Black Square and In Wartime both deserve attention. When they touch on common topics, such as the UPA, they verify each other, which is a relief. Although they tilt somewhat against the separatists (Pinkham widens the lens to relate what is being said about them in Russia), both books try to present their motives fairly. Judah gets further into Polish relations and the Austro-Hungarian period; Pinkham makes the present more vivid. Neither one adequately recapitulates the Orange Revolution. Judah touches on the Maidan Revolution. Pinkham’s account of Maidan is thoughtful, if mostly secondhand. Having visited that nationalist theme bar whose toasts were old UPA slogans, she grows “uneasy” to hear the same words shouted by two hundred thousand people. Since at this point in the book we have some sense of her associates—free spirits, artists, leftists, sex workers, gays, Romas, addicts—it means something when she says, “I was surprised at how many of my friends and acquaintances defended” the nationalists. One “Russian-speaking lesbian feminist activist, the last person you’d expect to make excuses” for them, tells her, “Even though they’re homophobes and fascists and racists and often very unpleasant in their values,” they “did some good work and impressed a lot of people.” (I’ve heard similar praises of our Mr. Trump.)
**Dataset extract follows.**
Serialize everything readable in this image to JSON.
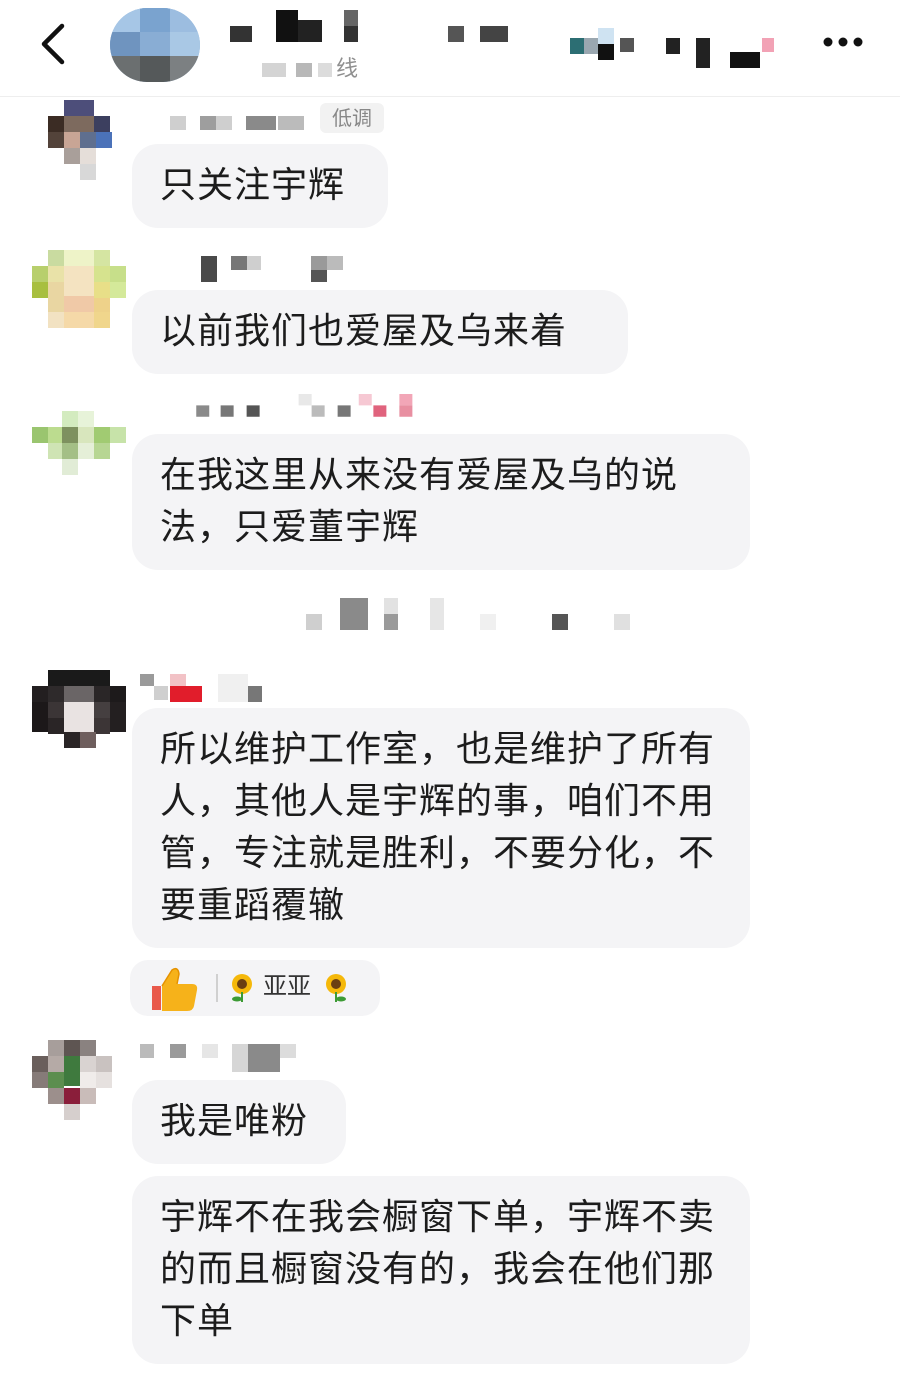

To finish the comparison: Judah gives a very helpful overview of Ukraine’s systemic economic difficulties. Of the two writers, he is more interested in structures and world pictures. He often succeeds in making his abstractions vivid, as when he repeats a pre-Crimea characterization of Putin as “like a dog with its teeth clamped into a man’s neck.” “A year later,” he remarks, “it seemed rather that the dog had its teeth clamped onto Ukraine’s leg. Ukraine could not shake its bleeding leg free,” while “the dog, unable to do more harm, still would not let go.”

Pinkham is a do-gooder of the best sort; she has worked with AIDS-infected addicts in Ukraine and Siberia, so my heart goes out to her. The most moving passages of Black Square were written from a deeply caring perspective. As for Judah, he is brave, thoughtful, self-effacing, and effective. I feel grateful to both writers for the risks they took to introduce us to Ukraine’s situation.

William T. Vollmann is a novelist, journalist, essayist, and war correspondent.